[Task data Boundary: Start]
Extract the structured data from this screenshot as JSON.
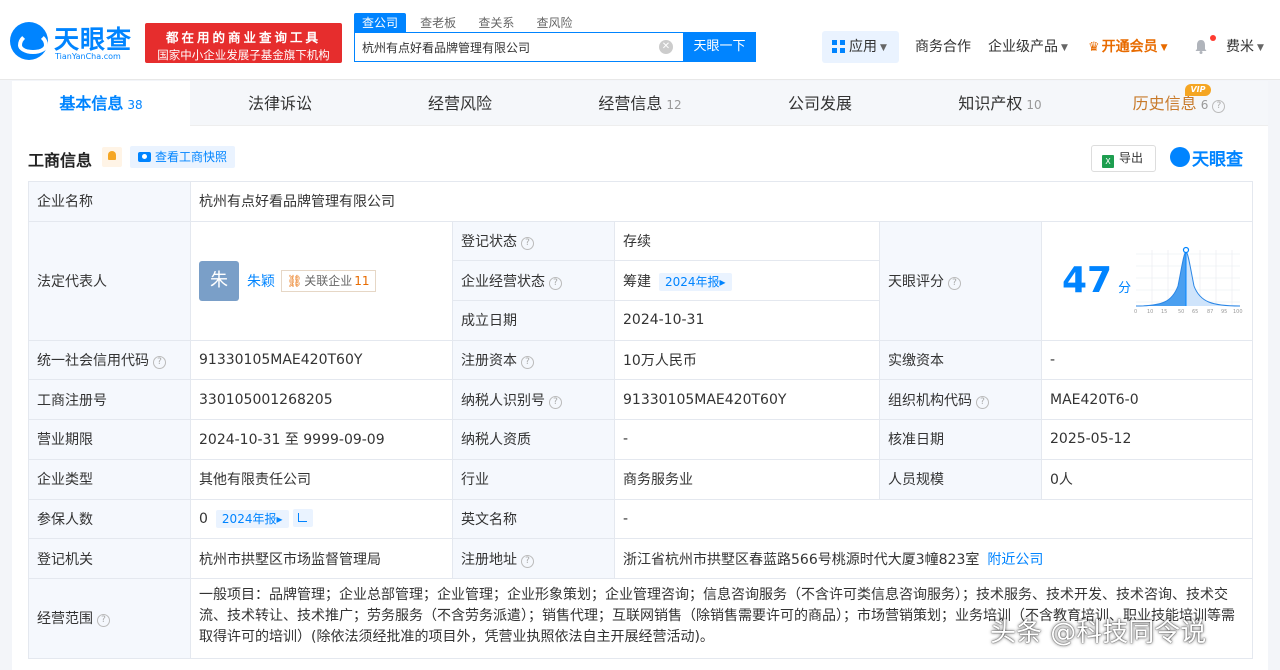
{
  "header": {
    "logo_text": "天眼查",
    "logo_sub": "TianYanCha.com",
    "banner_line1": "都在用的商业查询工具",
    "banner_line2": "国家中小企业发展子基金旗下机构",
    "search_tabs": [
      "查公司",
      "查老板",
      "查关系",
      "查风险"
    ],
    "search_value": "杭州有点好看品牌管理有限公司",
    "search_button": "天眼一下",
    "nav": {
      "apps": "应用",
      "business": "商务合作",
      "enterprise": "企业级产品",
      "vip": "开通会员",
      "user": "费米"
    }
  },
  "tabs": [
    {
      "label": "基本信息",
      "count": "38"
    },
    {
      "label": "法律诉讼",
      "count": ""
    },
    {
      "label": "经营风险",
      "count": ""
    },
    {
      "label": "经营信息",
      "count": "12"
    },
    {
      "label": "公司发展",
      "count": ""
    },
    {
      "label": "知识产权",
      "count": "10"
    },
    {
      "label": "历史信息",
      "count": "6"
    }
  ],
  "vip_badge": "VIP",
  "section": {
    "title": "工商信息",
    "snapshot_button": "查看工商快照",
    "export_button": "导出",
    "brand_mark": "天眼查"
  },
  "company": {
    "name_label": "企业名称",
    "name": "杭州有点好看品牌管理有限公司",
    "legal_label": "法定代表人",
    "legal_avatar": "朱",
    "legal_name": "朱颖",
    "related_label": "关联企业",
    "related_count": "11",
    "reg_status_label": "登记状态",
    "reg_status": "存续",
    "biz_status_label": "企业经营状态",
    "biz_status": "筹建",
    "report_year": "2024年报",
    "est_date_label": "成立日期",
    "est_date": "2024-10-31",
    "score_label": "天眼评分",
    "score": "47",
    "score_unit": "分",
    "score_axis": [
      "0",
      "10",
      "15",
      "50",
      "65",
      "87",
      "95",
      "100"
    ],
    "credit_code_label": "统一社会信用代码",
    "credit_code": "91330105MAE420T60Y",
    "reg_capital_label": "注册资本",
    "reg_capital": "10万人民币",
    "paid_capital_label": "实缴资本",
    "paid_capital": "-",
    "reg_no_label": "工商注册号",
    "reg_no": "330105001268205",
    "taxpayer_id_label": "纳税人识别号",
    "taxpayer_id": "91330105MAE420T60Y",
    "org_code_label": "组织机构代码",
    "org_code": "MAE420T6-0",
    "term_label": "营业期限",
    "term": "2024-10-31 至 9999-09-09",
    "taxpayer_qual_label": "纳税人资质",
    "taxpayer_qual": "-",
    "approve_date_label": "核准日期",
    "approve_date": "2025-05-12",
    "type_label": "企业类型",
    "type": "其他有限责任公司",
    "industry_label": "行业",
    "industry": "商务服务业",
    "staff_label": "人员规模",
    "staff": "0人",
    "insured_label": "参保人数",
    "insured": "0",
    "english_label": "英文名称",
    "english": "-",
    "authority_label": "登记机关",
    "authority": "杭州市拱墅区市场监督管理局",
    "address_label": "注册地址",
    "address": "浙江省杭州市拱墅区春蓝路566号桃源时代大厦3幢823室",
    "nearby_link": "附近公司",
    "scope_label": "经营范围",
    "scope": "一般项目：品牌管理；企业总部管理；企业管理；企业形象策划；企业管理咨询；信息咨询服务（不含许可类信息咨询服务）；技术服务、技术开发、技术咨询、技术交流、技术转让、技术推广；劳务服务（不含劳务派遣）；销售代理；互联网销售（除销售需要许可的商品）；市场营销策划；业务培训（不含教育培训、职业技能培训等需取得许可的培训）(除依法须经批准的项目外，凭营业执照依法自主开展经营活动)。"
  },
  "watermark": "头条 @科技同令说",
  "colors": {
    "brand": "#0084ff",
    "banner": "#e62d2d",
    "vip": "#e86b00",
    "status_ok": "#1aaa55"
  }
}
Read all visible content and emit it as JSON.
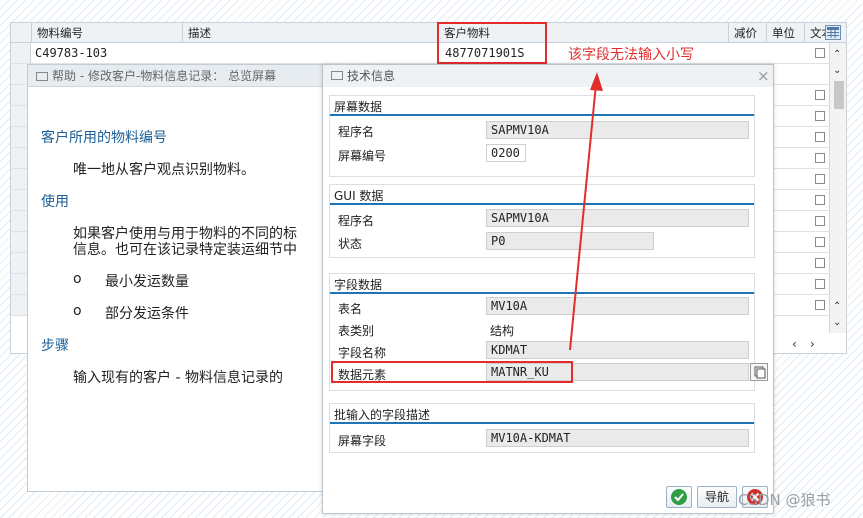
{
  "table": {
    "columns": [
      "物料编号",
      "描述",
      "客户物料",
      "减价",
      "单位",
      "文本"
    ],
    "row1": {
      "material": "C49783-103",
      "customer_material": "4877071901S"
    }
  },
  "help": {
    "title": "帮助 - 修改客户-物料信息记录： 总览屏幕",
    "heading1": "客户所用的物料编号",
    "para1": "唯一地从客户观点识别物料。",
    "heading2": "使用",
    "para2_line1": "如果客户使用与用于物料的不同的标",
    "para2_line2": "信息。也可在该记录特定装运细节中",
    "bullet1": "最小发运数量",
    "bullet2": "部分发运条件",
    "heading3": "步骤",
    "para3": "输入现有的客户 - 物料信息记录的"
  },
  "tech": {
    "title": "技术信息",
    "screen_data": {
      "title": "屏幕数据",
      "program_label": "程序名",
      "program": "SAPMV10A",
      "screen_no_label": "屏幕编号",
      "screen_no": "0200"
    },
    "gui_data": {
      "title": "GUI 数据",
      "program_label": "程序名",
      "program": "SAPMV10A",
      "status_label": "状态",
      "status": "P0"
    },
    "field_data": {
      "title": "字段数据",
      "table_label": "表名",
      "table": "MV10A",
      "table_cat_label": "表类别",
      "table_cat": "结构",
      "field_label": "字段名称",
      "field": "KDMAT",
      "data_element_label": "数据元素",
      "data_element": "MATNR_KU"
    },
    "batch": {
      "title": "批输入的字段描述",
      "screen_field_label": "屏幕字段",
      "screen_field": "MV10A-KDMAT"
    },
    "nav_label": "导航"
  },
  "annotation": {
    "text": "该字段无法输入小写",
    "color": "#e32d2d"
  },
  "watermark": "CSDN @狼书"
}
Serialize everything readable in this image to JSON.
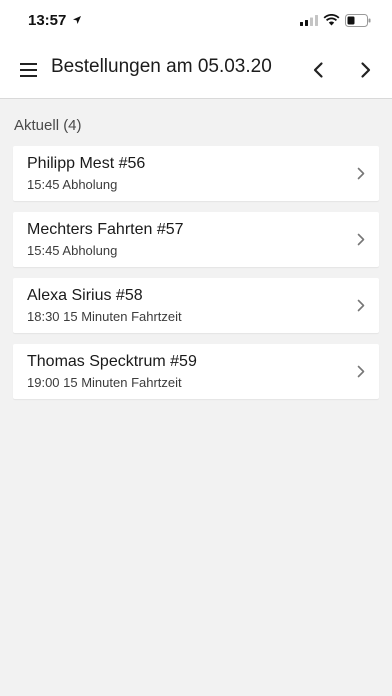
{
  "status_bar": {
    "time": "13:57"
  },
  "header": {
    "title": "Bestellungen am 05.03.20"
  },
  "section": {
    "title": "Aktuell (4)"
  },
  "orders": [
    {
      "name": "Philipp Mest #56",
      "detail": "15:45 Abholung"
    },
    {
      "name": "Mechters Fahrten #57",
      "detail": "15:45 Abholung"
    },
    {
      "name": "Alexa Sirius #58",
      "detail": "18:30 15 Minuten Fahrtzeit"
    },
    {
      "name": "Thomas Specktrum #59",
      "detail": "19:00 15 Minuten Fahrtzeit"
    }
  ],
  "icons": {
    "menu": "hamburger-menu-icon",
    "previous": "chevron-left-icon",
    "next": "chevron-right-icon",
    "row": "chevron-right-icon"
  },
  "colors": {
    "background": "#f2f2f2",
    "surface": "#ffffff",
    "text": "#1a1a1a",
    "chevron": "#777777"
  }
}
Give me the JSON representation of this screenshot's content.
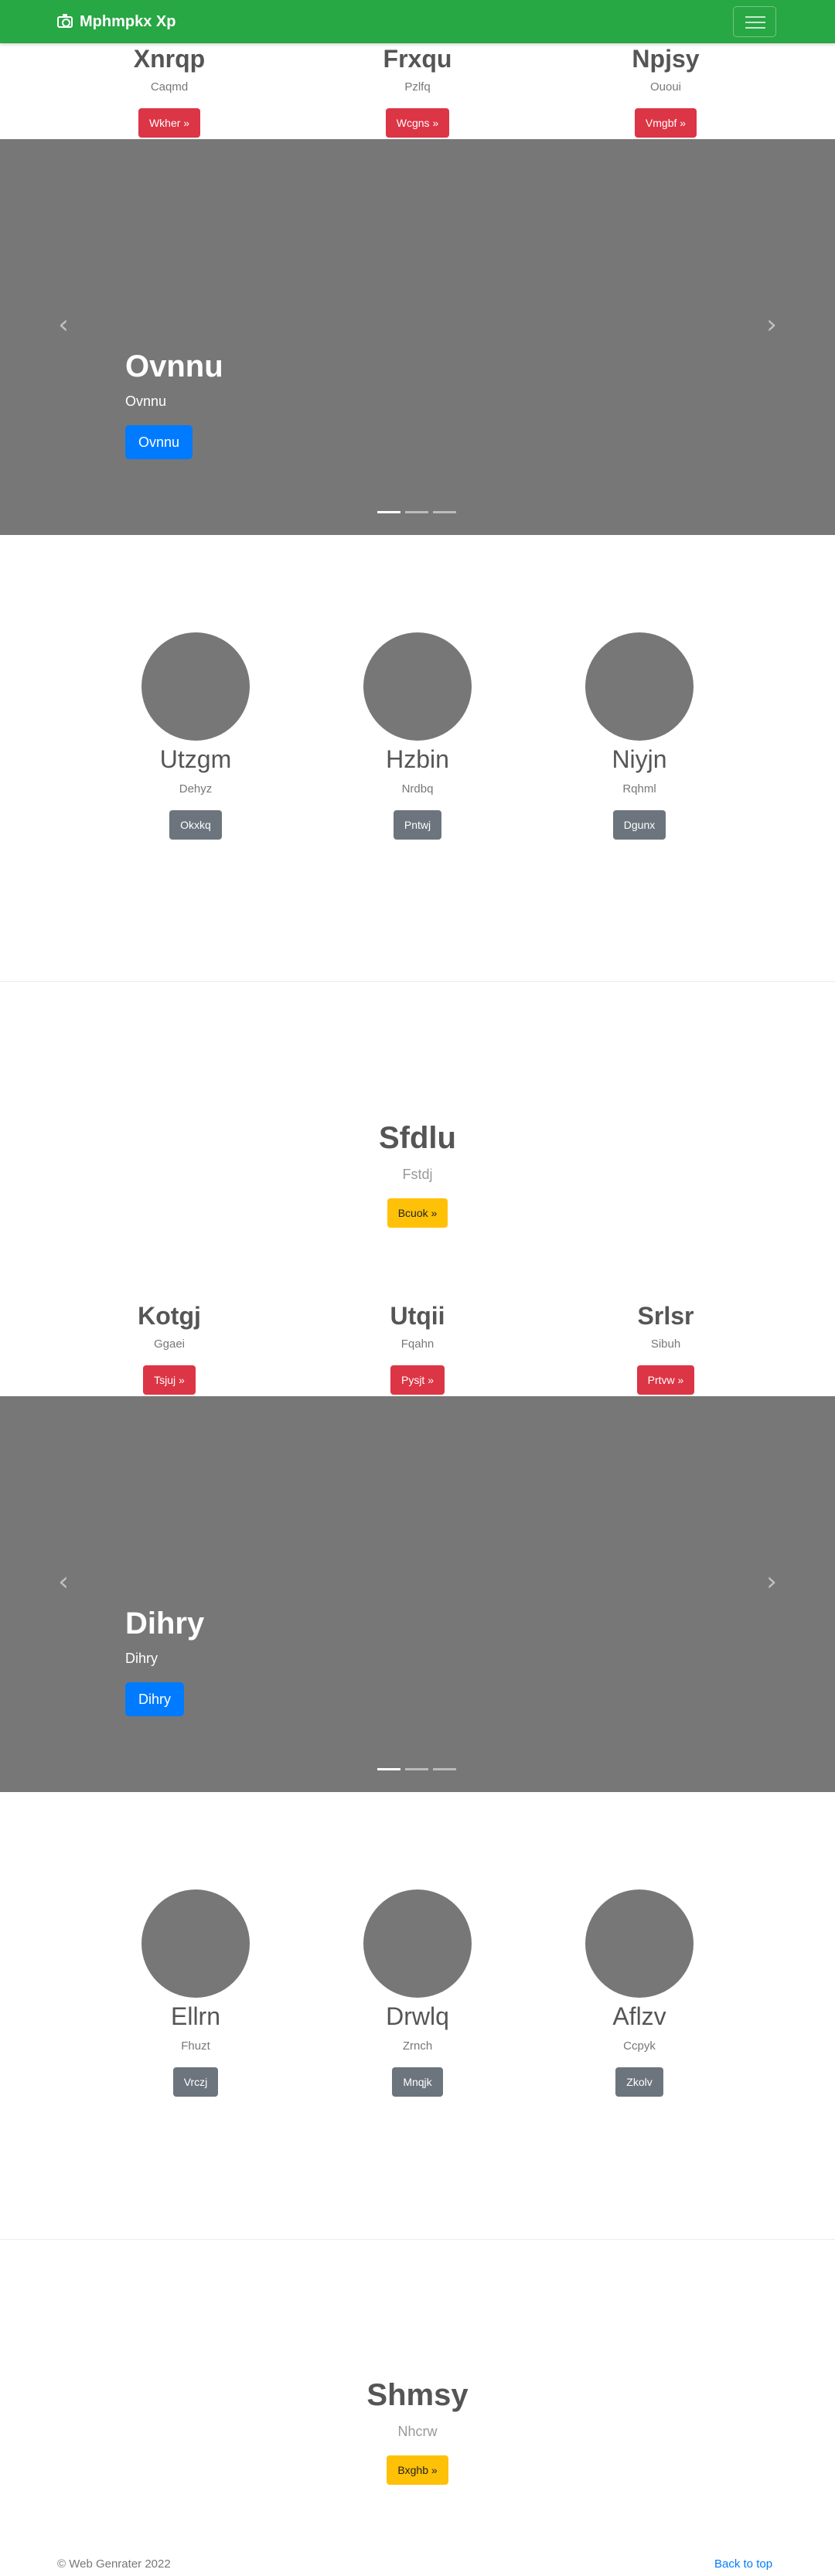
{
  "navbar": {
    "brand": "Mphmpkx Xp",
    "camera_icon": "camera-icon",
    "toggler_icon": "hamburger-icon"
  },
  "section1": {
    "columns": [
      {
        "title": "Xnrqp",
        "sub": "Caqmd",
        "button": "Wkher »"
      },
      {
        "title": "Frxqu",
        "sub": "Pzlfq",
        "button": "Wcgns »"
      },
      {
        "title": "Npjsy",
        "sub": "Ououi",
        "button": "Vmgbf »"
      }
    ]
  },
  "carousel1": {
    "title": "Ovnnu",
    "text": "Ovnnu",
    "button": "Ovnnu",
    "prev_icon": "chevron-left-icon",
    "next_icon": "chevron-right-icon"
  },
  "marketing1": {
    "items": [
      {
        "title": "Utzgm",
        "sub": "Dehyz",
        "button": "Okxkq"
      },
      {
        "title": "Hzbin",
        "sub": "Nrdbq",
        "button": "Pntwj"
      },
      {
        "title": "Niyjn",
        "sub": "Rqhml",
        "button": "Dgunx"
      }
    ]
  },
  "hero1": {
    "title": "Sfdlu",
    "lead": "Fstdj",
    "button": "Bcuok »"
  },
  "section2": {
    "columns": [
      {
        "title": "Kotgj",
        "sub": "Ggaei",
        "button": "Tsjuj »"
      },
      {
        "title": "Utqii",
        "sub": "Fqahn",
        "button": "Pysjt »"
      },
      {
        "title": "Srlsr",
        "sub": "Sibuh",
        "button": "Prtvw »"
      }
    ]
  },
  "carousel2": {
    "title": "Dihry",
    "text": "Dihry",
    "button": "Dihry",
    "prev_icon": "chevron-left-icon",
    "next_icon": "chevron-right-icon"
  },
  "marketing2": {
    "items": [
      {
        "title": "Ellrn",
        "sub": "Fhuzt",
        "button": "Vrczj"
      },
      {
        "title": "Drwlq",
        "sub": "Zrnch",
        "button": "Mnqjk"
      },
      {
        "title": "Aflzv",
        "sub": "Ccpyk",
        "button": "Zkolv"
      }
    ]
  },
  "hero2": {
    "title": "Shmsy",
    "lead": "Nhcrw",
    "button": "Bxghb »"
  },
  "footer": {
    "copyright": "© Web Genrater 2022",
    "back_to_top": "Back to top"
  },
  "colors": {
    "navbar": "#28a745",
    "danger": "#dc3545",
    "secondary": "#6c757d",
    "warning": "#ffc107",
    "primary": "#007bff",
    "placeholder": "#777777"
  }
}
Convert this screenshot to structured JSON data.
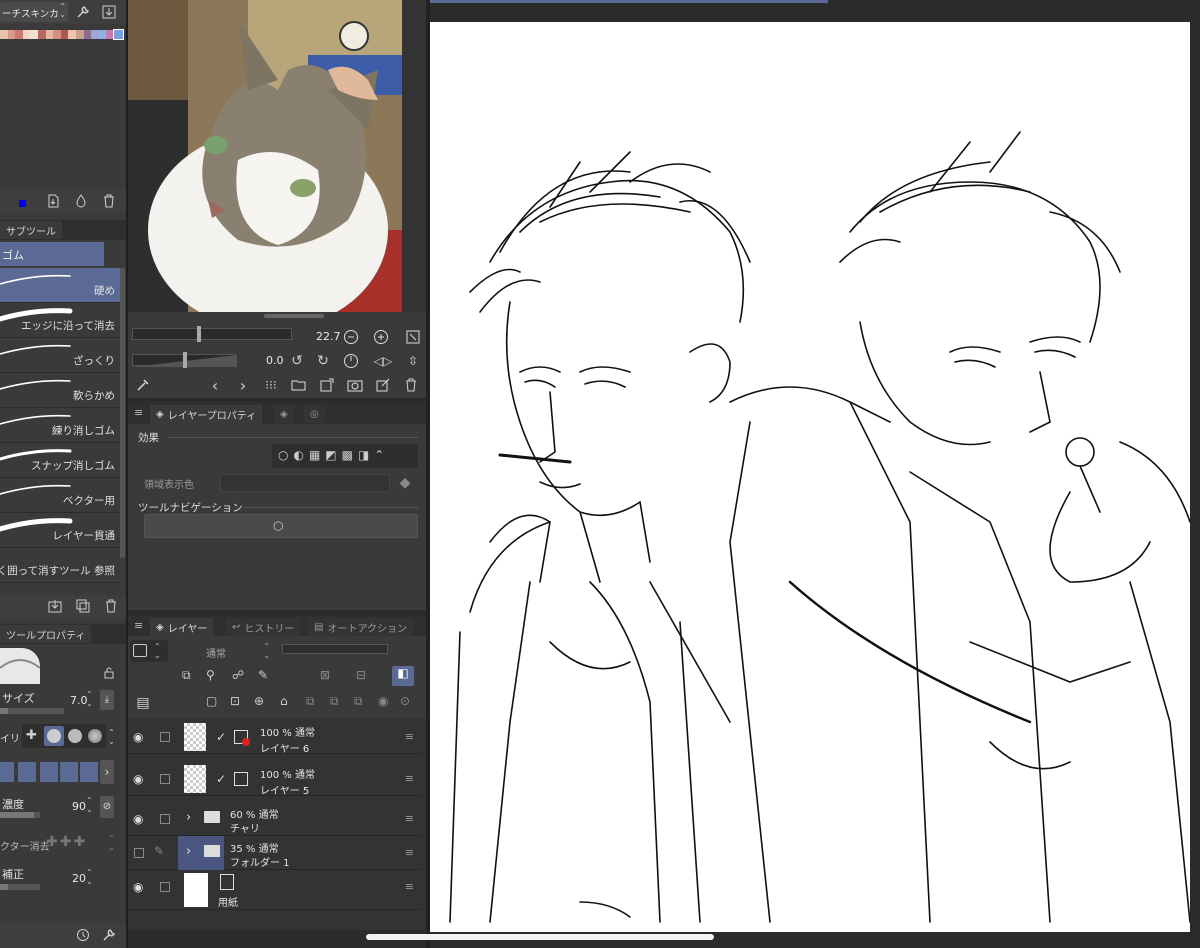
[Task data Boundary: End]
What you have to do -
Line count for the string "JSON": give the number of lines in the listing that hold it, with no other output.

Solution below -
5